The Westminster Catechism provides a simple answer, in fact the answer to the very first question it raises: why are we here? It's answer: the purpose of man is to glorify God and enjoy him forever. (1 Cor. 10:31; Rev. 4:11; Ps. 73: 25-26).

What does this mean?

We are to reflect God's glory-to show his handiwork, to reflect his beauty-in everything we do. When a person seeks to glorify God, he/she seeks at all times and in all actions to do what is pleasing in God's sight. All of life, every square inch of it, is to be lived to honor God. Obviously, no one can possibly do this without Christ, but God did create men and women in his image-with the knowledge to understand God's revelation of himself in this world, with the ability to obey and to be set apart to the Lord, and to foster human flourishing.

The Apostle Paul admonishes in 1 Thess. 4:3-7 that it is God's will for us to be sanctified in Him, to avoid sexual immorality, to control our bodies in ways that are holy and honorable.

While many may struggle with sexual sin, Paul warns that this kind of sin always leads to a lust for wanting more (Eph. 4:19). Masturbation leads to sexual addiction, which leads to a progressive intimacy disorder that prohibits people from experiencing sexual acts with others, leaving them emptier and emptier.

Pointing out the bondage of this brokenness, the sexual disordering of one's life, can be the most healing discussion one may ever have with another person. For the deepest problem of our lives is the exchange of the glory of God for anything else-even ourselves (Rom. 1:23). The fact is that we can all exchange the truth of God for the lie that we have sole authority over our own bodies.

Beneath all the maladies of the world is our failure to worship the Creator. And the sexual disordering of our lives profoundly reveals where our heart worship lies. Are we worshiping ourselves or God? Are we seeking to glorify God or ourselves?

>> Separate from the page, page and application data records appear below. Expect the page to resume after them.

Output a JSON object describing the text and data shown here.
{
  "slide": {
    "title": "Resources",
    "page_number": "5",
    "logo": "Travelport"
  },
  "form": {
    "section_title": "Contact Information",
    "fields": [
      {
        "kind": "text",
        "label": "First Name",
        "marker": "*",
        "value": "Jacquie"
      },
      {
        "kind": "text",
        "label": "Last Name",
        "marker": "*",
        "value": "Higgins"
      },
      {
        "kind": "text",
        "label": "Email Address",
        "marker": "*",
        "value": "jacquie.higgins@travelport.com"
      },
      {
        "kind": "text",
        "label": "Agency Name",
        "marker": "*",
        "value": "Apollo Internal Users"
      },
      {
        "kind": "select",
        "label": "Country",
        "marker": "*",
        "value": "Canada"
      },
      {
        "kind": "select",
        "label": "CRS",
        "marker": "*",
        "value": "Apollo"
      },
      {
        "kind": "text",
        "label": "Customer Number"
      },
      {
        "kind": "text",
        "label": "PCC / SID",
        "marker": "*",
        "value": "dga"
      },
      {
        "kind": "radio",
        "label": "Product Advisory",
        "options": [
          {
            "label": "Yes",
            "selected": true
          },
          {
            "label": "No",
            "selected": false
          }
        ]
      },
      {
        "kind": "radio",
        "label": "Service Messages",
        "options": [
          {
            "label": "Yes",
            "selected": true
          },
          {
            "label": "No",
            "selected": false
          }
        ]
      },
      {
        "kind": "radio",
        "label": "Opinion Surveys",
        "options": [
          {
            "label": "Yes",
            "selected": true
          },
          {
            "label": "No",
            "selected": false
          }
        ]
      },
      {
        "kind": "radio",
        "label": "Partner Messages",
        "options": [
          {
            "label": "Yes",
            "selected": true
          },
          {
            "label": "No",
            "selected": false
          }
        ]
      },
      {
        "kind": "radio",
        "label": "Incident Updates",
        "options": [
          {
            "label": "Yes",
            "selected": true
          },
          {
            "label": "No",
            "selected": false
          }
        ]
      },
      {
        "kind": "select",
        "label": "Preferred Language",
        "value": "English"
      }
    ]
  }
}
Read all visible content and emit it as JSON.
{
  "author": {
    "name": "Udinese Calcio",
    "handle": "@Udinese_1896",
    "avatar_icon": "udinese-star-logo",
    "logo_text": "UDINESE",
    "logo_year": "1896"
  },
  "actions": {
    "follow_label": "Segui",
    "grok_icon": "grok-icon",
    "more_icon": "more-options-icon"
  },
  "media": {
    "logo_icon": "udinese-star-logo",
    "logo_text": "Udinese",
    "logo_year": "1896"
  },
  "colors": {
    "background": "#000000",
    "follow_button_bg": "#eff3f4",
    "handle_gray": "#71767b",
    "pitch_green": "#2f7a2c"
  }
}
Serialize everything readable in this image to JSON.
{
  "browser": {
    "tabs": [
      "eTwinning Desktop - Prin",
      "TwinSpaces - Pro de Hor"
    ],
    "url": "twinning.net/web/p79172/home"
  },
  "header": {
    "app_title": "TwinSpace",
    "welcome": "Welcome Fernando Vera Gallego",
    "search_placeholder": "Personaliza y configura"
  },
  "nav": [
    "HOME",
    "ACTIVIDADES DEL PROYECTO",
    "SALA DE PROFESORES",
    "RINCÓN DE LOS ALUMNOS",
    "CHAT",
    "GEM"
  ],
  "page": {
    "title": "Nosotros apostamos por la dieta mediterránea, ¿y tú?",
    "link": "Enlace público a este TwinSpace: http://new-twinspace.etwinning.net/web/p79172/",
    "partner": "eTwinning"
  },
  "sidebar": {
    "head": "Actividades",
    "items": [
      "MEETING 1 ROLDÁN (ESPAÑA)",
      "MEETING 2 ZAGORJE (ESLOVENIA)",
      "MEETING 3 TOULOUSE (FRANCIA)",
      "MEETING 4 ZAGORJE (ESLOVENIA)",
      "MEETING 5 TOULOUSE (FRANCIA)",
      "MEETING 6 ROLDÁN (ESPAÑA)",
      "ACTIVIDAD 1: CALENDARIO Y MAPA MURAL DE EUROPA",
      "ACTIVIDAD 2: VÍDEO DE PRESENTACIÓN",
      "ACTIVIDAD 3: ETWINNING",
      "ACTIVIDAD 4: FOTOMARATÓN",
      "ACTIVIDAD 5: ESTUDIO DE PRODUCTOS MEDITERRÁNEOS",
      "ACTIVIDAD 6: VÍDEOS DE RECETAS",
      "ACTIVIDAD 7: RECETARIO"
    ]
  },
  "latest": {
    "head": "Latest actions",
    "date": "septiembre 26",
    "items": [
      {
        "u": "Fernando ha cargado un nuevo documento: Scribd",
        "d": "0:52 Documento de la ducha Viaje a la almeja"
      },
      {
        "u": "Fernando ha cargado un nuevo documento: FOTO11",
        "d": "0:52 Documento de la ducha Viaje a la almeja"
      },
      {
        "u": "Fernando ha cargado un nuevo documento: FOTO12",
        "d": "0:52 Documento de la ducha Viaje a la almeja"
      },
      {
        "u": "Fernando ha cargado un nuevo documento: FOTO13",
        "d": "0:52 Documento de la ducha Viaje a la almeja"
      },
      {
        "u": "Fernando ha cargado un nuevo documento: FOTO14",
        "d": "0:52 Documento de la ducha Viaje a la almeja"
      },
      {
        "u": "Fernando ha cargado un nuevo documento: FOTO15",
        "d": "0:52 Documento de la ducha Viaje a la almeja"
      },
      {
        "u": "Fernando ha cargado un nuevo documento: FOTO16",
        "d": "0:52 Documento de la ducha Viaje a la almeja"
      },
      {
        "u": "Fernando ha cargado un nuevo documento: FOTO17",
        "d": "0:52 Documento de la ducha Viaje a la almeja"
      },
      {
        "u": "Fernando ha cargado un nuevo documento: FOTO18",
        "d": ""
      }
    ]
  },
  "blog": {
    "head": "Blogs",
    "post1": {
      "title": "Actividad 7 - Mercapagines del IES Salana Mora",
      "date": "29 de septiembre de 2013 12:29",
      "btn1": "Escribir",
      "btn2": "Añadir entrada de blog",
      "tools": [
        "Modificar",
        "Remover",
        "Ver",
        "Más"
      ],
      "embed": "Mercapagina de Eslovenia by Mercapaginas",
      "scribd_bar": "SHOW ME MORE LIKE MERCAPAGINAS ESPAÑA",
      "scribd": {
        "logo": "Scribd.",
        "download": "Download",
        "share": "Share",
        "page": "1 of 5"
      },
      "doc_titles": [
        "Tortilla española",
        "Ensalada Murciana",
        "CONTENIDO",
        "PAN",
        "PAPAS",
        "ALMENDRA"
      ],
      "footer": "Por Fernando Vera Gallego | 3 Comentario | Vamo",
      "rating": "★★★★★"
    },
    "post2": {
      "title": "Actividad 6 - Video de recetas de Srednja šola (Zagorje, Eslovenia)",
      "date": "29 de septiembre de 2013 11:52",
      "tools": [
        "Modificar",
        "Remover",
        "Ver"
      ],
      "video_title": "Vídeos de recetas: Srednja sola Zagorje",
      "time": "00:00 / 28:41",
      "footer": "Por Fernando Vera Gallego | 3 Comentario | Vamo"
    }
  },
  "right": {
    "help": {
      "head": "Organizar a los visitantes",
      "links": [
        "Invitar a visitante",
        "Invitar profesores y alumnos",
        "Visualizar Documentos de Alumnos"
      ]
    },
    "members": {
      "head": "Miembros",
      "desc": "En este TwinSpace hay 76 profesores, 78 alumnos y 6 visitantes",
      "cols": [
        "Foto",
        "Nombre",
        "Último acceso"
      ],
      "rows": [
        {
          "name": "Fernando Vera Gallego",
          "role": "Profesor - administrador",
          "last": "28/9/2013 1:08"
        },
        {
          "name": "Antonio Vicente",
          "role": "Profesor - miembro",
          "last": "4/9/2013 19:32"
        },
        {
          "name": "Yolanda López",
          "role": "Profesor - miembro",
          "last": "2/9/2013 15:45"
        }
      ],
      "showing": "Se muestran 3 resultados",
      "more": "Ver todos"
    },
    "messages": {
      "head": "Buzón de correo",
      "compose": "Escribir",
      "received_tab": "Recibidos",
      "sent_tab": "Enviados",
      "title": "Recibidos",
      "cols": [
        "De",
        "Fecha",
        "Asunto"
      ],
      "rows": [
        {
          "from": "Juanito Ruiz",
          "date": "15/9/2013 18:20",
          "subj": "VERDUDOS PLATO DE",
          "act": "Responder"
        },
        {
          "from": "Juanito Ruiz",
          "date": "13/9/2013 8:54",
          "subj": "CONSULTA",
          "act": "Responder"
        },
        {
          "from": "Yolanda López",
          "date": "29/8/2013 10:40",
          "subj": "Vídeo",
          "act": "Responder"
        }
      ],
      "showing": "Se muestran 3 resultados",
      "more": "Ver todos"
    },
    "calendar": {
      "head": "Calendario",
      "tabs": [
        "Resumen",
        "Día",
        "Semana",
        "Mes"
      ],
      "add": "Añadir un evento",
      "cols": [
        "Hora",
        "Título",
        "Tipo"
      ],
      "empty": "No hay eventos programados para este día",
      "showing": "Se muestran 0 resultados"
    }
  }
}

Minister John Piper explains that from the beginning of creation, God's relationship to His people is correlated to Jesus' relationship to the church, his bride (Eph. 5:31-32). In these relationships, Piper clarifies that "the man represents Christ and is to love his wife as Christ loved the church. The woman represents God's people or the church. And sexual union in the covenant of marriage represents, pure undefiled, intense heart-worship. God means for the beauty of worship to be dramatized in the right ordering of our sexual lives."

When focusing on ourselves through masturbation or non-marital sexual relationships we disorder our relationship to God. The beauty of heart worship, of glorifying God is destroyed. However, there is hope Piper exclaims, the healing of our souls, our deepest heart's longings is possible when we "return the glory of God to its rightful place in our affections."

The answer to those masturbating alone at home, or in groups, is that there is a better, more intimate way, a supernatural way to enjoy sex. Our bodies were created for more than self-gratification. Why settle for emptiness when we can have authentic intimacy with God and our spouse and serve a purpose greater than ourselves?

Bethany Blankley worked in politics for over ten years, on Capitol Hill for four U.S. Senators and one U.S. Congressman, and in New York for a former governor. She also previously taught at the New York School of the Bible and worked with several non-profits. She earned her masters degree in theology from The University of Edinburgh, Scotland, and her bachelors degree in politics from the University of Maryland. She is a political analyst for Fox News Radio, and she has appeared on television and radio programs nationwide. Follow her: @BethanyBlankley